How might this affect musicians?
This is a key consideration for Universal, which says it is seeking better terms for its acts. At the same time, the longer the conflict drags on, the more it risks harming artists, at least in the short term. TikTok is an essential promotional tool, and a generation of young fans now rely on the app to discover music, old and new.
Some of the biggest musical moments in recent years have happened on TikTok, from the explosion of Lil Nas Mac. For many artists today, being absent from TikTok would be like watching Madonna see a video disappear from MTV in the 1980s.
At the same time, however, artists are keenly aware of the need to get better deals for their music and the low rates they face in the streaming landscape. Talk to an artist for two minutes about their business and they’ll tell you they should be making more money from streaming. They just don’t want to sacrifice their promotion or their connection with fans in the process.
What is happening now?
We wait to see who blinks.
Universal’s star-studded roster gives it leverage, and losing access to a library of thousands of the world’s popular songs isn’t good for TikTok. Apps with a music component depend on their licensing agreements with entertainment companies, and users expect to have a wide choice.
On the other hand, TikTok has licensing deals with many other music companies, and users might soon realize that if they lose access to a Lady Gaga song, they could choose one from, say, Dua Lipa (a Warner artist).
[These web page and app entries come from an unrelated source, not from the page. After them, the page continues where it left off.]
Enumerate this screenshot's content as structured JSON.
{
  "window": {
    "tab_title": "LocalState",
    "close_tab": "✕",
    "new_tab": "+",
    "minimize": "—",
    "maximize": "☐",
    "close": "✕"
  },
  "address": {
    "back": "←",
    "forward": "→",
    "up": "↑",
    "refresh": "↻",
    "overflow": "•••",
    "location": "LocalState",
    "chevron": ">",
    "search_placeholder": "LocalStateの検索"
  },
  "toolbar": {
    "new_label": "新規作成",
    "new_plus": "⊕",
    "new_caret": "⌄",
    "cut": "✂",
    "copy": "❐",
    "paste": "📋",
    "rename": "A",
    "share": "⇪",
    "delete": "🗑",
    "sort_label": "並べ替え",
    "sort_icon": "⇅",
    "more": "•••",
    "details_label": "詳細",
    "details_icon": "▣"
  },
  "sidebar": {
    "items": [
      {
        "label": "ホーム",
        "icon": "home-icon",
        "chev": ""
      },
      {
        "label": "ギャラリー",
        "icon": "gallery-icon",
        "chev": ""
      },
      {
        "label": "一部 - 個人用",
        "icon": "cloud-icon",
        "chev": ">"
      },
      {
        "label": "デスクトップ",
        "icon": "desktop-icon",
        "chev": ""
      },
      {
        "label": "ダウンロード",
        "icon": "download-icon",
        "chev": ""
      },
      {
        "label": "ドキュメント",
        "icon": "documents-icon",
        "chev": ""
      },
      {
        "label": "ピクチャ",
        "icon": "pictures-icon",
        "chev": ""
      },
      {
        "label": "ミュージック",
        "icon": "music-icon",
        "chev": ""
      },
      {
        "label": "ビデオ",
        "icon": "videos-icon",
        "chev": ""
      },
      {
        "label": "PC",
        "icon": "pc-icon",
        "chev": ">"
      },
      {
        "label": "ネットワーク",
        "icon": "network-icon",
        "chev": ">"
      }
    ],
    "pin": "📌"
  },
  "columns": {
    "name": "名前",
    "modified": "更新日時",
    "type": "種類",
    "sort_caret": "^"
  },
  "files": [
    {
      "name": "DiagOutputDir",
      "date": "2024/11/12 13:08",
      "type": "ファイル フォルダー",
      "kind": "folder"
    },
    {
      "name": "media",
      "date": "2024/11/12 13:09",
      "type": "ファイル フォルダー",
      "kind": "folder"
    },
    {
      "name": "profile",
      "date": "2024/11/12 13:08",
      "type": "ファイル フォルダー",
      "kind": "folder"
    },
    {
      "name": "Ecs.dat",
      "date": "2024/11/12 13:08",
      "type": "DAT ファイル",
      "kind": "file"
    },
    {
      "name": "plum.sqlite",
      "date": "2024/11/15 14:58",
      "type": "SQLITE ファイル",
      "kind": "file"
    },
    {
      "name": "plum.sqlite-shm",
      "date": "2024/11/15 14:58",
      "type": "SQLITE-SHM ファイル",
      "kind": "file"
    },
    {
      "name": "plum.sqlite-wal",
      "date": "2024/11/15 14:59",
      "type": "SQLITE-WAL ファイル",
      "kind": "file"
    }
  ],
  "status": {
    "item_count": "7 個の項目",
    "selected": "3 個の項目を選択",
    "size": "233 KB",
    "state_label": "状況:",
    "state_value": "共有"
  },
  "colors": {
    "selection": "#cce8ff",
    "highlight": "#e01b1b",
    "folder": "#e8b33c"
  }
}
Perhaps the greatest power, however, lies with Universal’s artists, particularly those with new music to promote; If they feel the conflict is starting to hurt them more than a new deal could help, they will let their labels know.